"Grey's Anatomy" ended its second season in May with Burke getting shot, Izzie quitting the surgical program and Meredith caught literally between McDreamy and Finn after a dalliance with the former in the hospital. Among other things.
With all that happening, it feels a little bit as if the show has written itself into a corner. That's not the case, "Grey's" creator Shonda Rhimes insists, but she's not upset to hear that either.
"I have to say, I love that you think we've painted ourselves into the corner, because that's pretty much the goal every season," Rhimes says on the show's stages in L.A.'s Los Feliz neighborhood. It's late July, and the cast and crew are shooting the season's second episode (even though they hadn't yet filmed the first one at the time).
Before returning to work, Rhimes adds, "There are a lot of shows that say, 'Let's save this for season four, let's save this for season five, let's hold onto this.' I was like, 'Let's just throw it all out there.' That's what we did in the first season, and it worked. We threw everything out there that we had last season, and now this season, we're going to do the same thing."
This season's everything begins Thursday, where ABC has moved the show in an effort to make a big splash on one of television's most lucrative nights. "Grey's Anatomy" will be airing against CBS' hugely popular "CSI," and the ratings race between the two shows is being closely watched.
Rhimes, writing on the "Grey's" writers blog this week, admits to being "freaked out" about the move, but the show's star is pretty optimistic.
"I'm really excited about that," says Ellen Pompeo, whose Meredith is facing a choice between her colleague Derek (Patrick Dempsey) and veterinarian Finn (Chris O'Donnell). "I think it's the best night on TV, and the network obviously has a lot of faith in us to put us on Thursdays. To put us up against a great show like 'CSI,' it must mean we're just as good."
Rhimes is famously tight-lipped about developments on the show, a rule that she imposes on cast and crew members as well. So Pompeo, Katherine Heigl (Izzie) and Sandra Oh (the super-competitive Cristina), can't say much about the new season: "I have no idea what's happening with my character," Heigl insists.
Per Rhimes' blog and ABC, we do know that Thursday's premiere will pick up shortly after the events of the season two finale, with everyone dealing with the fallout. Beyond that, though, no one's talking.
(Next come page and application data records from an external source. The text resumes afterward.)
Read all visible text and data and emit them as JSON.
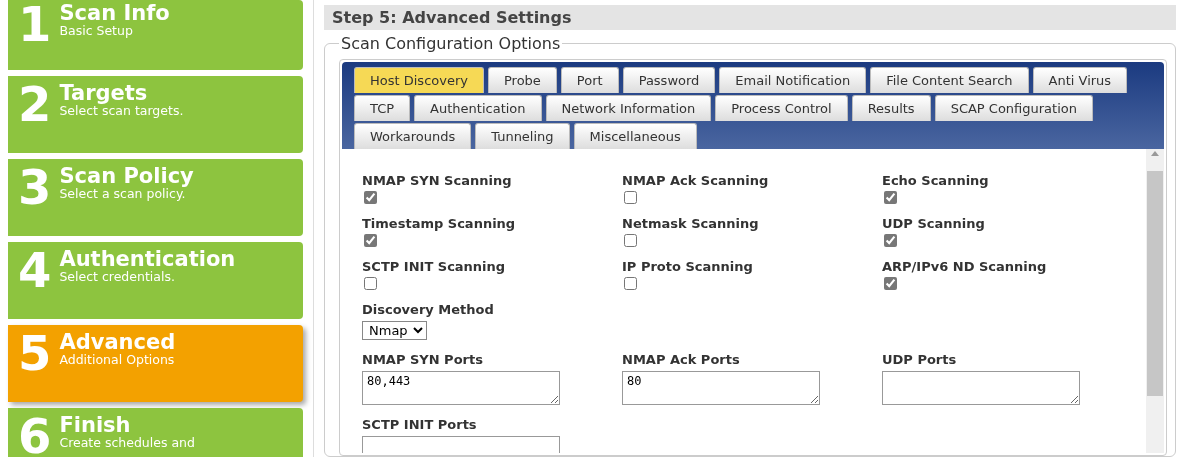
{
  "steps": [
    {
      "number": "1",
      "title": "Scan Info",
      "subtitle": "Basic Setup",
      "selected": false
    },
    {
      "number": "2",
      "title": "Targets",
      "subtitle": "Select scan targets.",
      "selected": false
    },
    {
      "number": "3",
      "title": "Scan Policy",
      "subtitle": "Select a scan policy.",
      "selected": false
    },
    {
      "number": "4",
      "title": "Authentication",
      "subtitle": "Select credentials.",
      "selected": false
    },
    {
      "number": "5",
      "title": "Advanced",
      "subtitle": "Additional Options",
      "selected": true
    },
    {
      "number": "6",
      "title": "Finish",
      "subtitle": "Create schedules and",
      "selected": false
    }
  ],
  "heading": "Step 5: Advanced Settings",
  "fieldset_legend": "Scan Configuration Options",
  "tab_rows": [
    [
      {
        "label": "Host Discovery",
        "selected": true
      },
      {
        "label": "Probe",
        "selected": false
      },
      {
        "label": "Port",
        "selected": false
      },
      {
        "label": "Password",
        "selected": false
      },
      {
        "label": "Email Notification",
        "selected": false
      },
      {
        "label": "File Content Search",
        "selected": false
      },
      {
        "label": "Anti Virus",
        "selected": false
      }
    ],
    [
      {
        "label": "TCP",
        "selected": false
      },
      {
        "label": "Authentication",
        "selected": false
      },
      {
        "label": "Network Information",
        "selected": false
      },
      {
        "label": "Process Control",
        "selected": false
      },
      {
        "label": "Results",
        "selected": false
      },
      {
        "label": "SCAP Configuration",
        "selected": false
      }
    ],
    [
      {
        "label": "Workarounds",
        "selected": false
      },
      {
        "label": "Tunneling",
        "selected": false
      },
      {
        "label": "Miscellaneous",
        "selected": false
      }
    ]
  ],
  "options": [
    {
      "label": "NMAP SYN Scanning",
      "checked": true
    },
    {
      "label": "NMAP Ack Scanning",
      "checked": false
    },
    {
      "label": "Echo Scanning",
      "checked": true
    },
    {
      "label": "Timestamp Scanning",
      "checked": true
    },
    {
      "label": "Netmask Scanning",
      "checked": false
    },
    {
      "label": "UDP Scanning",
      "checked": true
    },
    {
      "label": "SCTP INIT Scanning",
      "checked": false
    },
    {
      "label": "IP Proto Scanning",
      "checked": false
    },
    {
      "label": "ARP/IPv6 ND Scanning",
      "checked": true
    }
  ],
  "discovery_method": {
    "label": "Discovery Method",
    "value": "Nmap"
  },
  "ports": [
    {
      "label": "NMAP SYN Ports",
      "value": "80,443"
    },
    {
      "label": "NMAP Ack Ports",
      "value": "80"
    },
    {
      "label": "UDP Ports"
    },
    {
      "label": "SCTP INIT Ports"
    }
  ]
}
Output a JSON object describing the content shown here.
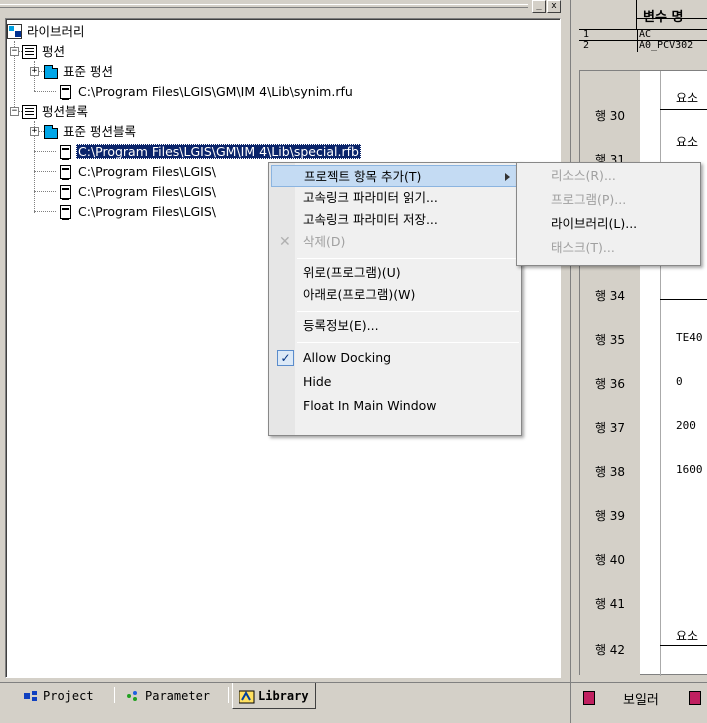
{
  "titlebar": {
    "btn_pin": "_",
    "btn_close": "x"
  },
  "tree": {
    "root": "라이브러리",
    "function_group": "펑션",
    "standard_function": "표준 펑션",
    "function_file": "C:\\Program Files\\LGIS\\GM\\IM 4\\Lib\\synim.rfu",
    "function_block_group": "펑션블록",
    "standard_function_block": "표준 펑션블록",
    "fb_file_1": "C:\\Program Files\\LGIS\\GM\\IM 4\\Lib\\special.rfb",
    "fb_file_2": "C:\\Program Files\\LGIS\\",
    "fb_file_3": "C:\\Program Files\\LGIS\\",
    "fb_file_4": "C:\\Program Files\\LGIS\\",
    "expand_minus": "−",
    "expand_plus": "+"
  },
  "tabs": [
    {
      "label": "Project"
    },
    {
      "label": "Parameter"
    },
    {
      "label": "Library"
    }
  ],
  "context_menu": {
    "items": [
      {
        "label": "프로젝트 항목 추가(T)"
      },
      {
        "label": "고속링크 파라미터 읽기..."
      },
      {
        "label": "고속링크 파라미터 저장..."
      },
      {
        "label": "삭제(D)"
      },
      {
        "label": "위로(프로그램)(U)"
      },
      {
        "label": "아래로(프로그램)(W)"
      },
      {
        "label": "등록정보(E)..."
      },
      {
        "label": "Allow Docking"
      },
      {
        "label": "Hide"
      },
      {
        "label": "Float In Main Window"
      }
    ],
    "check_glyph": "✓",
    "delete_glyph": "✕"
  },
  "submenu": {
    "items": [
      {
        "label": "리소스(R)..."
      },
      {
        "label": "프로그램(P)..."
      },
      {
        "label": "라이브러리(L)..."
      },
      {
        "label": "태스크(T)..."
      }
    ]
  },
  "var_table": {
    "header": "변수 명",
    "rows": [
      {
        "num": "1",
        "name": "AC"
      },
      {
        "num": "2",
        "name": "A0_PCV302"
      }
    ]
  },
  "ladder": {
    "rows": [
      {
        "label": "행 30",
        "value": ""
      },
      {
        "label": "행 31",
        "value": ""
      },
      {
        "label": "행 34",
        "value": ""
      },
      {
        "label": "행 35",
        "value": "TE40"
      },
      {
        "label": "행 36",
        "value": "0"
      },
      {
        "label": "행 37",
        "value": "200"
      },
      {
        "label": "행 38",
        "value": "1600"
      },
      {
        "label": "행 39",
        "value": ""
      },
      {
        "label": "행 40",
        "value": ""
      },
      {
        "label": "행 41",
        "value": ""
      },
      {
        "label": "행 42",
        "value": ""
      }
    ],
    "fragments": {
      "f1": "요소",
      "f2": "요소",
      "f3": "요소"
    }
  },
  "bottom_right": {
    "label": "보일러"
  },
  "colors": {
    "selection": "#0a246a",
    "menu_highlight": "#c4dbf3",
    "folder": "#00a6e8"
  }
}
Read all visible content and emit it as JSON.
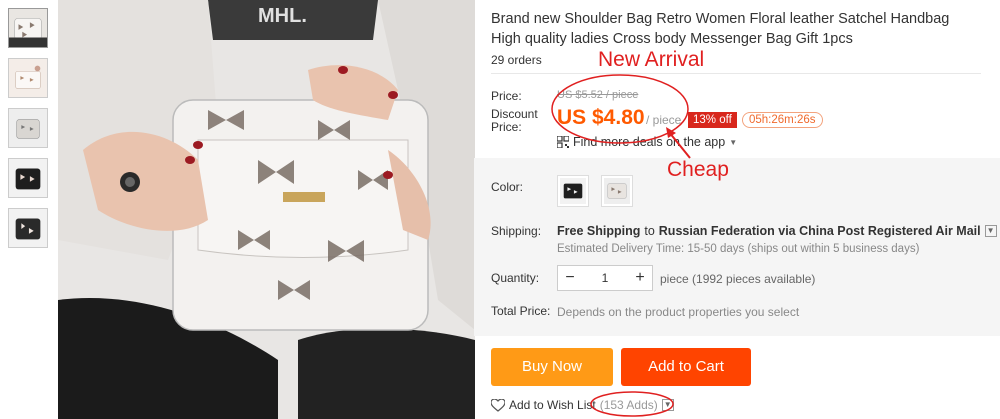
{
  "product": {
    "title": "Brand new Shoulder Bag Retro Women Floral leather Satchel Handbag High quality ladies Cross body Messenger Bag Gift 1pcs",
    "orders": "29 orders"
  },
  "price": {
    "label": "Price:",
    "original": "US $5.52 / piece",
    "discount_label_line1": "Discount",
    "discount_label_line2": "Price:",
    "current": "US $4.80",
    "unit": "/ piece",
    "off_badge": "13% off",
    "countdown": "05h:26m:26s",
    "deals_link": "Find more deals on the app"
  },
  "color": {
    "label": "Color:"
  },
  "shipping": {
    "label": "Shipping:",
    "free": "Free Shipping",
    "to": "to",
    "destination": "Russian Federation via China Post Registered Air Mail",
    "estimate": "Estimated Delivery Time: 15-50 days (ships out within 5 business days)"
  },
  "quantity": {
    "label": "Quantity:",
    "minus": "−",
    "value": "1",
    "plus": "+",
    "note": "piece (1992 pieces available)"
  },
  "total": {
    "label": "Total Price:",
    "note": "Depends on the product properties you select"
  },
  "actions": {
    "buy_now": "Buy Now",
    "add_to_cart": "Add to Cart",
    "wishlist": "Add to Wish List",
    "wishlist_count": "(153 Adds)"
  },
  "annotations": {
    "new_arrival": "New Arrival",
    "cheap": "Cheap"
  },
  "colors": {
    "accent_orange": "#ff5a00",
    "buy_now": "#ff9a16",
    "add_to_cart": "#ff4400",
    "annotation_red": "#e02020"
  }
}
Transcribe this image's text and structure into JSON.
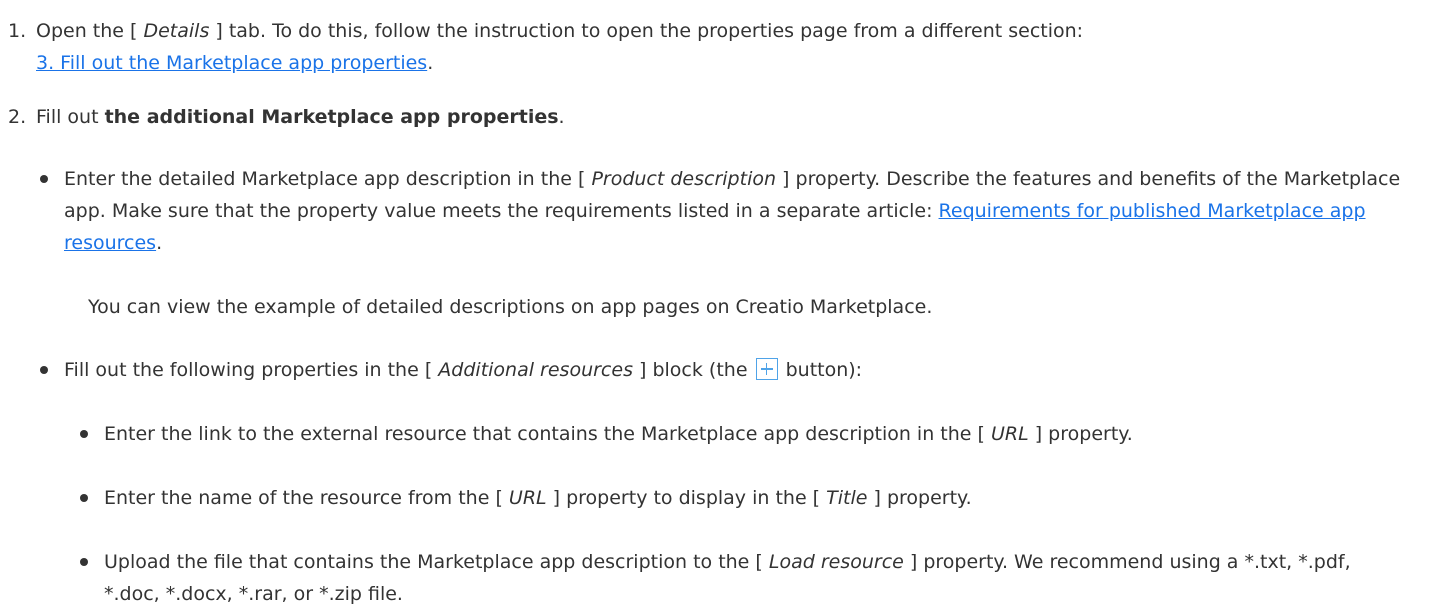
{
  "steps": [
    {
      "number": "1.",
      "pre": "Open the [ ",
      "term": "Details",
      "post": " ] tab. To do this, follow the instruction to open the properties page from a different section:",
      "link": "3. Fill out the Marketplace app properties",
      "link_suffix": "."
    },
    {
      "number": "2.",
      "pre": "Fill out ",
      "bold": "the additional Marketplace app properties",
      "post": "."
    }
  ],
  "bullets": {
    "product_description": {
      "pre": "Enter the detailed Marketplace app description in the [ ",
      "term": "Product description",
      "post": " ] property. Describe the features and benefits of the Marketplace app. Make sure that the property value meets the requirements listed in a separate article: ",
      "link": "Requirements for published Marketplace app resources",
      "link_suffix": "."
    },
    "example_note": "You can view the example of detailed descriptions on app pages on Creatio Marketplace.",
    "additional_resources": {
      "pre": "Fill out the following properties in the [ ",
      "term": "Additional resources",
      "mid": " ] block (the ",
      "post": " button):",
      "button_icon": "plus-icon"
    },
    "sub": [
      {
        "pre": "Enter the link to the external resource that contains the Marketplace app description in the [ ",
        "term": "URL",
        "post": " ] property."
      },
      {
        "pre": "Enter the name of the resource from the [ ",
        "term": "URL",
        "mid": " ] property to display in the [ ",
        "term2": "Title",
        "post": " ] property."
      },
      {
        "pre": "Upload the file that contains the Marketplace app description to the [ ",
        "term": "Load resource",
        "post": " ] property. We recommend using a *.txt, *.pdf, *.doc, *.docx, *.rar, or *.zip file."
      }
    ]
  },
  "colors": {
    "text": "#333333",
    "link": "#1a73e8",
    "button_border": "#4fa3e8"
  }
}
Pompeo doesn't mind that so much, actually. "I like to stay really present and focus on what's right in front of me," she says. "I get so much work to do that I can't think about future episodes, because I have to focus on this one. If there's anything major, Shonda will tell me."
Meredith's romantic entanglements and Cristina's struggle with her feelings for Burke (Isaiah Washington) are ongoing issues, but Izzie went through the biggest upheaval last season when her frantic efforts to save her soulmate, heart patient Denny, backfired and resulted in her quitting Seattle Grace's surgical program.
The character's desperate act caused a fair amount of "Dear God, why" reactions among people who follow the show -- including Heigl herself. "Why did she cut the wires? Couldn't she think of anything better than that?" she says.
Still, she says she understands why Izzie did what she did. "I think the only reason she got to that place was because of all the pain of the year and losing patients and people dying, not being able to handle it well," Heigl adds. "I think she was beyond reason. Nobody was going to reason her into not doing it. ... She was so committed to saving his life and saw no other option. It made perfect sense to her."
All three actresses mention that despite the intense pace of working on an hour-long drama and the occasional hassles that come with fame, they couldn't be happier to be working on the show. Oh also marvels at the breadth of "Grey's Anatomy's" popularity.
"It's really, really satisfying to come every day to work and to know at this point that people really respond to it," she says. "For some reason our fans are such a huge, amazingly wide range [of people]. It blows me away. That makes you feel really good about the work you're participating in."Copyright © 2015, Los Angeles Times